We at B&J love to share tips from our Houston Bookkeeper including lots of investment tips. While we won’t tell you what to buy, when to sell, or any of that other jargon, we can tell you the essentials. One of the most common ways our bookkeeping clients invest is through their 401(k). This is a standard retirement plan with plenty of tax benefits and incentives to get you going. But there are also pitfalls to this account. Below, are the 7 worst 401(k) mistakes we’ve seen.
1. Not Having One
Almost every full time job offers some sort of retirement plan, and this usually includes a 401(k). Information can often be found on the forms human resources gives you when you first start a job. According to How Stuff Works, they advise employees to pay 12% of their salary into their 401(k). We do not recommend a flat rate for all of our clients. Each varies on their circumstances. However, if your employer has a matching plan, do take advantage of it.
2. Get Your Own

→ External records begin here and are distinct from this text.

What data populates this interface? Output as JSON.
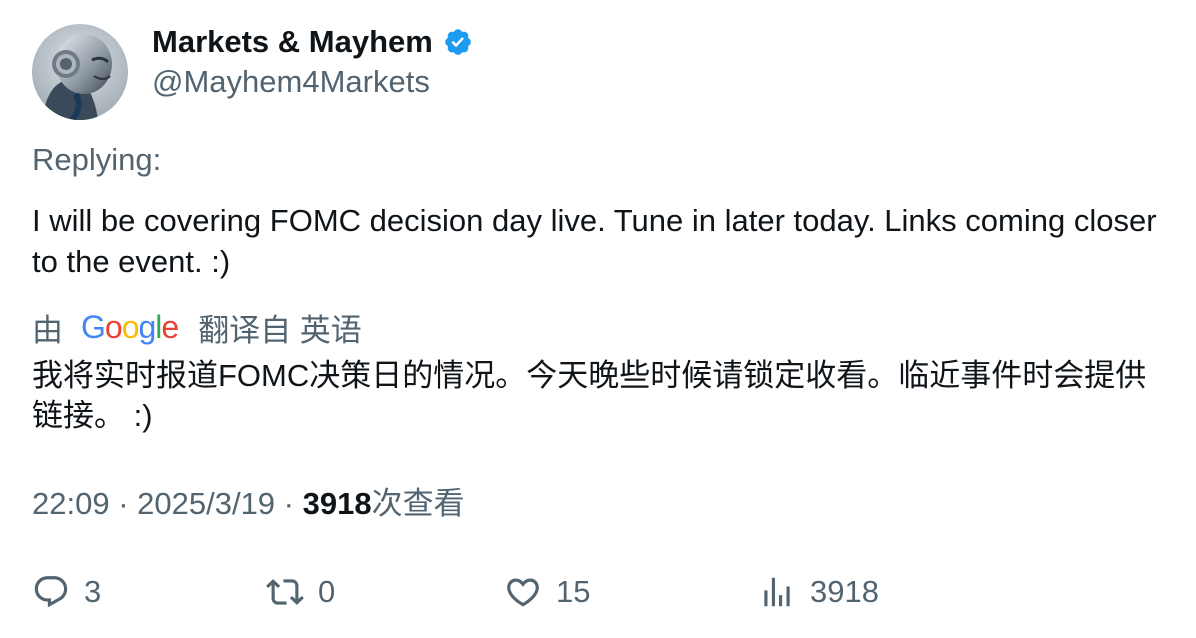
{
  "author": {
    "display_name": "Markets & Mayhem",
    "handle": "@Mayhem4Markets",
    "avatar_icon": "robot-avatar",
    "verified_icon": "verified-badge-icon",
    "verified_color": "#1d9bf0"
  },
  "replying_label": "Replying:",
  "tweet_text": "I will be covering FOMC decision day live. Tune in later today. Links coming closer to the event. :)",
  "translation": {
    "by_label": "由",
    "provider": "Google",
    "from_label": "翻译自 英语",
    "text": "我将实时报道FOMC决策日的情况。今天晚些时候请锁定收看。临近事件时会提供链接。 :)"
  },
  "meta": {
    "time": "22:09",
    "separator": " · ",
    "date": "2025/3/19",
    "views_count": "3918",
    "views_label": "次查看"
  },
  "actions": {
    "replies": "3",
    "reposts": "0",
    "likes": "15",
    "views": "3918"
  },
  "colors": {
    "primary_text": "#0f1419",
    "secondary_text": "#536471",
    "accent": "#1d9bf0"
  }
}
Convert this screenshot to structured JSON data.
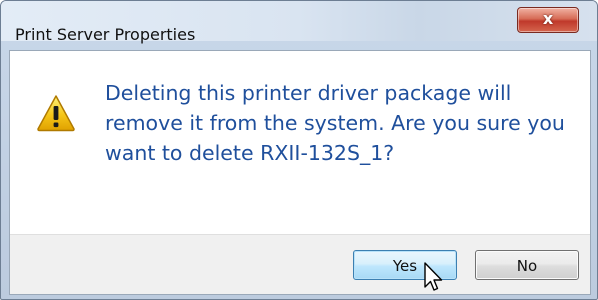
{
  "window": {
    "title": "Print Server Properties",
    "close_glyph": "x"
  },
  "dialog": {
    "icon": "warning-icon",
    "message": "Deleting this printer driver package will remove it from the system. Are you sure you want to delete RXII-132S_1?"
  },
  "buttons": {
    "yes_label": "Yes",
    "no_label": "No"
  },
  "cursor": {
    "icon": "pointer-cursor-icon"
  },
  "colors": {
    "message_text": "#1f4f9c",
    "close_button": "#c0392b",
    "default_button_border": "#3c7fb1",
    "warning_fill": "#f5c518"
  }
}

So your employer doesn’t offer one or you are one of the many self employed? You are free to open your own retirement account, although it may not be an official 401(k). It’s as simple as visiting your bank, picking up the phone, or going online. Do a little research first. There are sites such as The Motley Fool, IRA Reviews, and Bankrate that can tell you the pros and cons of each, as well as make recommendations.
3. 401(k) vs IRA

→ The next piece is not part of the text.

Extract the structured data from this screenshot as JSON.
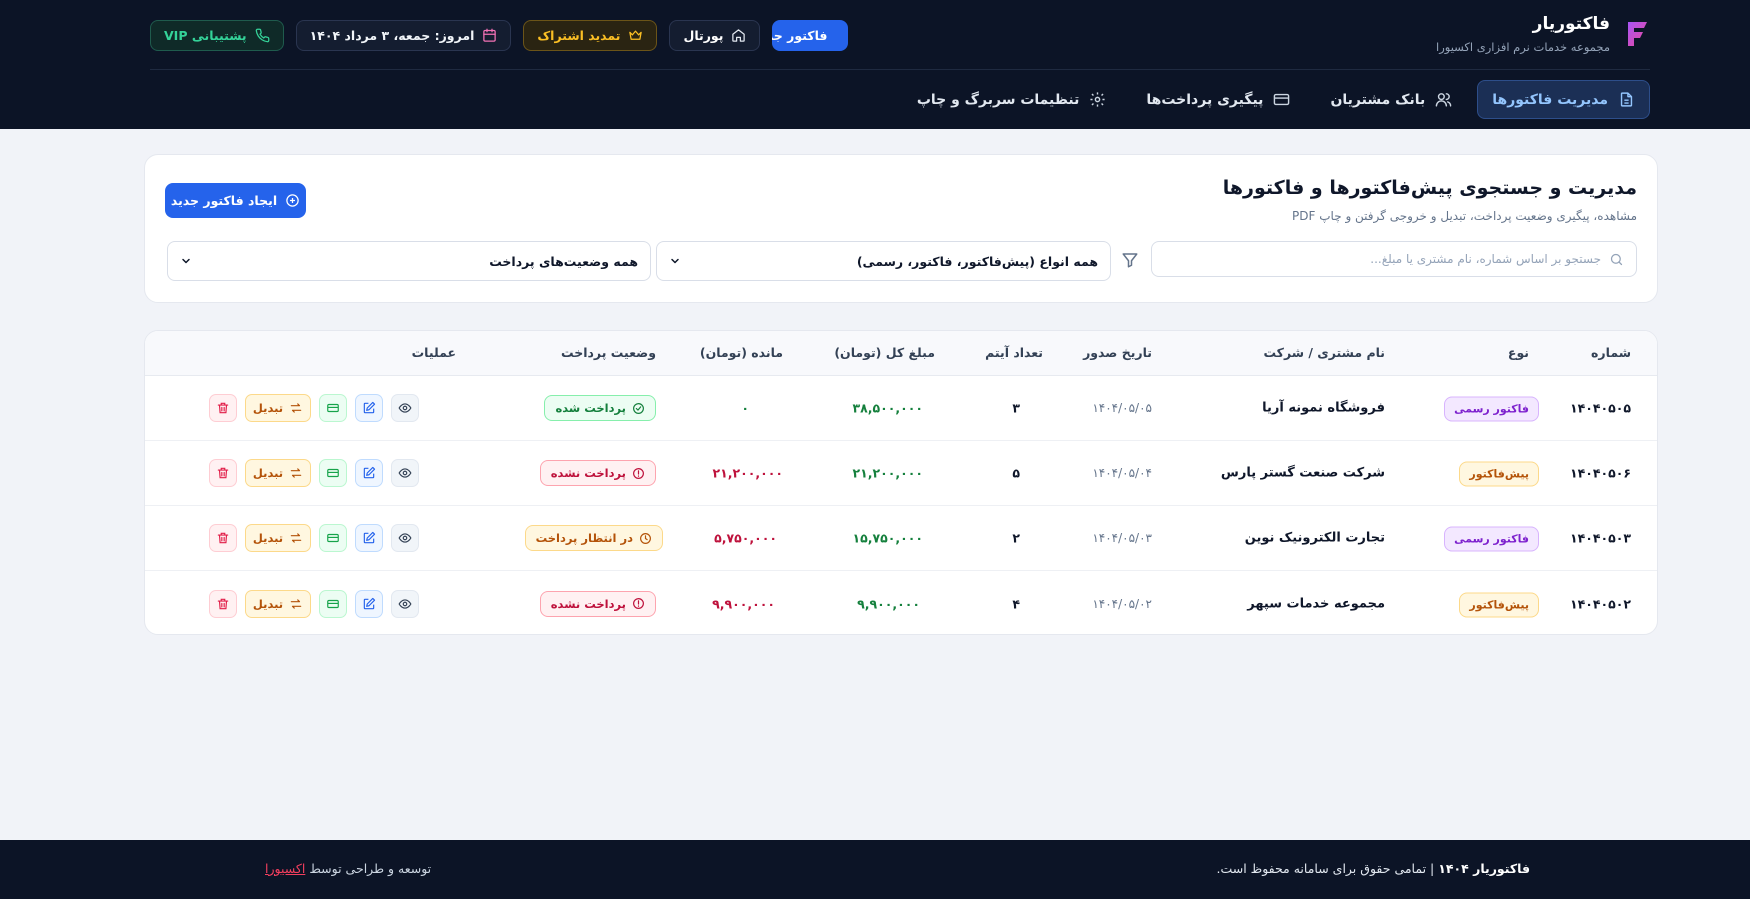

We often see those who are confused by the difference between a 401(k) and an IRA (individual retirement account). In short, the 401(k) is done between the employer and the employee. The self-employed also have options here. An IRA is done solely by the individual. A huge benefit of the 401(k) plan is they have higher contribution limits than IRAs.

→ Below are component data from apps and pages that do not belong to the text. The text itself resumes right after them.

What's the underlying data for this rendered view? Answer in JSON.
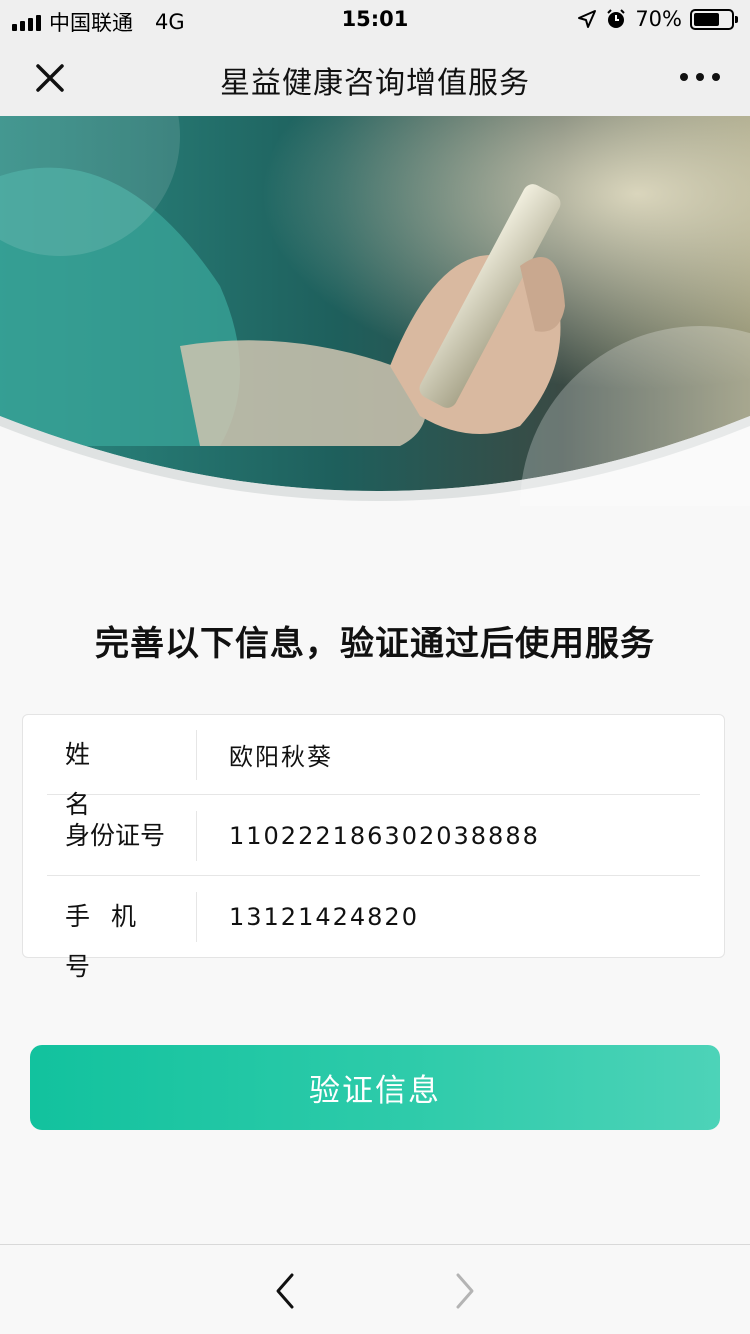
{
  "status_bar": {
    "carrier": "中国联通",
    "network": "4G",
    "time": "15:01",
    "battery_percent": "70%",
    "battery_level": 0.7
  },
  "nav": {
    "title": "星益健康咨询增值服务"
  },
  "form": {
    "heading": "完善以下信息，验证通过后使用服务",
    "fields": [
      {
        "label": "姓名",
        "value": "欧阳秋葵"
      },
      {
        "label": "身份证号",
        "value": "110222186302038888"
      },
      {
        "label": "手机号",
        "value": "13121424820"
      }
    ]
  },
  "verify_button": {
    "label": "验证信息"
  },
  "colors": {
    "accent": "#1ec6a2",
    "hero_teal": "#2f8f86"
  },
  "icons": {
    "close": "close-icon",
    "more": "more-icon",
    "back": "chevron-left-icon",
    "forward": "chevron-right-icon",
    "location": "location-arrow-icon",
    "alarm": "alarm-icon",
    "battery": "battery-icon",
    "signal": "signal-icon"
  }
}
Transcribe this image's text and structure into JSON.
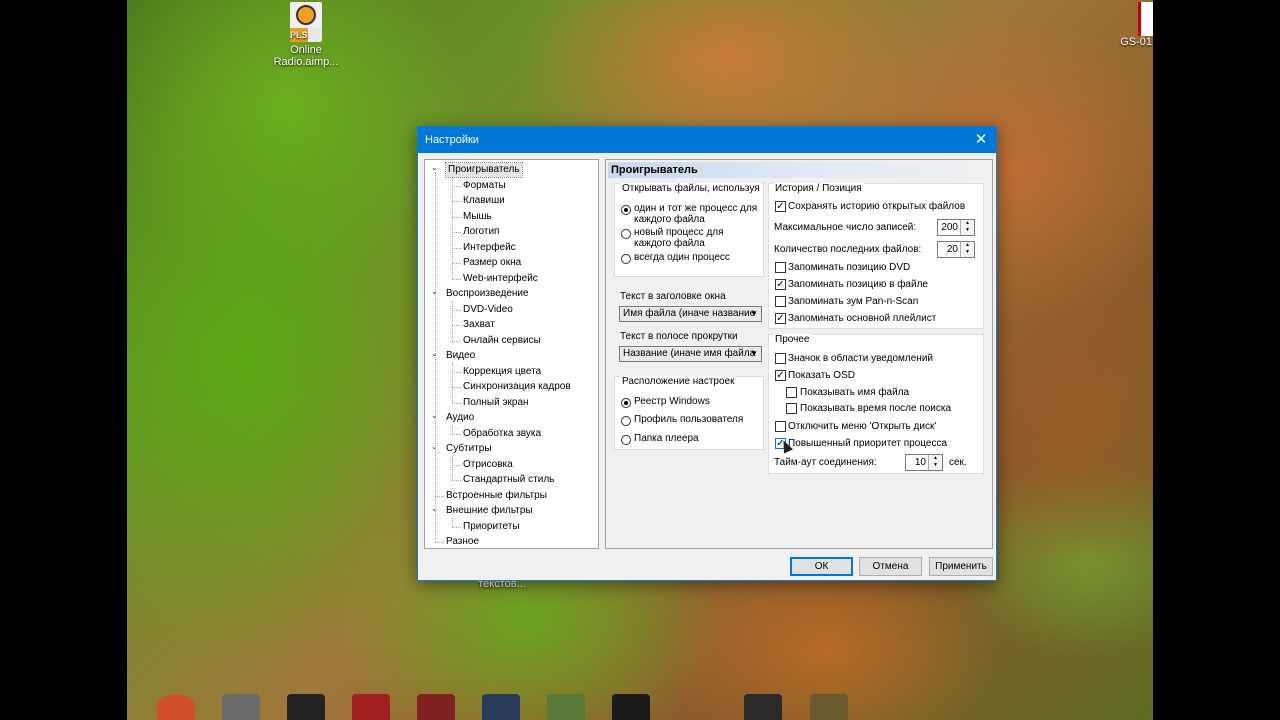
{
  "desktop": {
    "icon_online_radio": {
      "badge": "PLS",
      "label_line1": "Online",
      "label_line2": "Radio.aimp..."
    },
    "icon_right": {
      "label": "GS-01"
    },
    "hidden_icon_label": "текстов..."
  },
  "dialog": {
    "title": "Настройки",
    "close_glyph": "✕",
    "tree": [
      {
        "label": "Проигрыватель",
        "level": 0,
        "expander": "⌄"
      },
      {
        "label": "Форматы",
        "level": 1
      },
      {
        "label": "Клавиши",
        "level": 1
      },
      {
        "label": "Мышь",
        "level": 1
      },
      {
        "label": "Логотип",
        "level": 1
      },
      {
        "label": "Интерфейс",
        "level": 1
      },
      {
        "label": "Размер окна",
        "level": 1
      },
      {
        "label": "Web-интерфейс",
        "level": 1
      },
      {
        "label": "Воспроизведение",
        "level": 0,
        "expander": "⌄"
      },
      {
        "label": "DVD-Video",
        "level": 1
      },
      {
        "label": "Захват",
        "level": 1
      },
      {
        "label": "Онлайн сервисы",
        "level": 1
      },
      {
        "label": "Видео",
        "level": 0,
        "expander": "⌄"
      },
      {
        "label": "Коррекция цвета",
        "level": 1
      },
      {
        "label": "Синхронизация кадров",
        "level": 1
      },
      {
        "label": "Полный экран",
        "level": 1
      },
      {
        "label": "Аудио",
        "level": 0,
        "expander": "⌄"
      },
      {
        "label": "Обработка звука",
        "level": 1
      },
      {
        "label": "Субтитры",
        "level": 0,
        "expander": "⌄"
      },
      {
        "label": "Отрисовка",
        "level": 1
      },
      {
        "label": "Стандартный стиль",
        "level": 1
      },
      {
        "label": "Встроенные фильтры",
        "level": 0
      },
      {
        "label": "Внешние фильтры",
        "level": 0,
        "expander": "⌄"
      },
      {
        "label": "Приоритеты",
        "level": 1
      },
      {
        "label": "Разное",
        "level": 0
      }
    ],
    "panel": {
      "header": "Проигрыватель",
      "open_files": {
        "legend": "Открывать файлы, используя",
        "options": [
          {
            "line1": "один и тот же процесс для",
            "line2": "каждого файла",
            "selected": true
          },
          {
            "line1": "новый процесс для",
            "line2": "каждого файла",
            "selected": false
          },
          {
            "line1": "всегда один процесс",
            "line2": "",
            "selected": false
          }
        ]
      },
      "window_title": {
        "label": "Текст в заголовке окна",
        "value": "Имя файла (иначе название"
      },
      "seekbar_text": {
        "label": "Текст в полосе прокрутки",
        "value": "Название (иначе имя файла"
      },
      "settings_location": {
        "legend": "Расположение настроек",
        "options": [
          {
            "label": "Реестр Windows",
            "selected": true
          },
          {
            "label": "Профиль пользователя",
            "selected": false
          },
          {
            "label": "Папка плеера",
            "selected": false
          }
        ]
      },
      "history": {
        "legend": "История / Позиция",
        "save_history": {
          "label": "Сохранять историю открытых файлов",
          "checked": true
        },
        "max_records": {
          "label": "Максимальное число записей:",
          "value": "200"
        },
        "recent_count": {
          "label": "Количество последних файлов:",
          "value": "20"
        },
        "remember_dvd": {
          "label": "Запоминать позицию DVD",
          "checked": false
        },
        "remember_file": {
          "label": "Запоминать позицию в файле",
          "checked": true
        },
        "remember_pan": {
          "label": "Запоминать зум Pan-n-Scan",
          "checked": false
        },
        "remember_playlist": {
          "label": "Запоминать основной плейлист",
          "checked": true
        }
      },
      "other": {
        "legend": "Прочее",
        "tray_icon": {
          "label": "Значок в области уведомлений",
          "checked": false
        },
        "show_osd": {
          "label": "Показать OSD",
          "checked": true
        },
        "show_filename": {
          "label": "Показывать имя файла",
          "checked": false
        },
        "show_time": {
          "label": "Показывать время после поиска",
          "checked": false
        },
        "disable_open_disc": {
          "label": "Отключить меню 'Открыть диск'",
          "checked": false
        },
        "high_priority": {
          "label": "Повышенный приоритет процесса",
          "checked": true
        },
        "timeout": {
          "label": "Тайм-аут соединения:",
          "value": "10",
          "unit": "сек."
        }
      }
    },
    "buttons": {
      "ok": "ОК",
      "cancel": "Отмена",
      "apply": "Применить"
    }
  },
  "glyphs": {
    "check": "✓",
    "combo_arrow": "▼",
    "spin_up": "▲",
    "spin_down": "▼"
  }
}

Using this year as an example, in 2017 you can contribute up to $18,000 in tax free funds to your 401(k). You can only contribute $6,500 tax fee to your IRA in 2017. If you are older than 50, you can contribute up to $24,000 tax free into your 401(k) or almost 4 times what you can contribute to your IRA.
4. Don’t Let the Bank Control Your Investments
Many 401(k)s can come with default investments. These tend to be more conservative but can cost big if they are wrong. As said by CNN, “it’s hard to beat inexpensive, broad-market index funds.” These include funds based on the S&P 500, total United States, or global stock market. They can earn a higher rate of return than managed mutual funds.
5. Know the Fees
Nothing is free, including your 401(k). Each bank provides different rates for different services. Your employer should have shopped around for the best deal but may not have. Use a tool like the one at Bright Scope to compare these fees.
6. Cashing Out Too Soon
Even if you change jobs, you don’t have to change your 401(k). There are rollover options and more to keep it going. Emergencies and expenses always come up but it’s no time to reach for your retirement funds. Even withdrawing $20,000 that could have remained invested for 20 years can cost around $90k if it averages the 8% annual growth. The same goes for borrowing from your 401(k).
7. Close Correctly
When you are ready to close out your 401(k), there are smart ways to do it. Some choose to take out the entire sum and spend it immediately. This scenario can lead to disaster. A smart decision may be to convert your fund into an annuity. This will allow you to receive monthly payments during your retirement. If it is procured from a highly rated insurer, it can be as if you have near-guaranteed income. For this option pick a fixed annuity and not a variable or indexed one.
Houston Bookkeeper Tips
If you would like to speak to our Houston bookkeeper about how to invest and much more, feel free to contact us for assistance.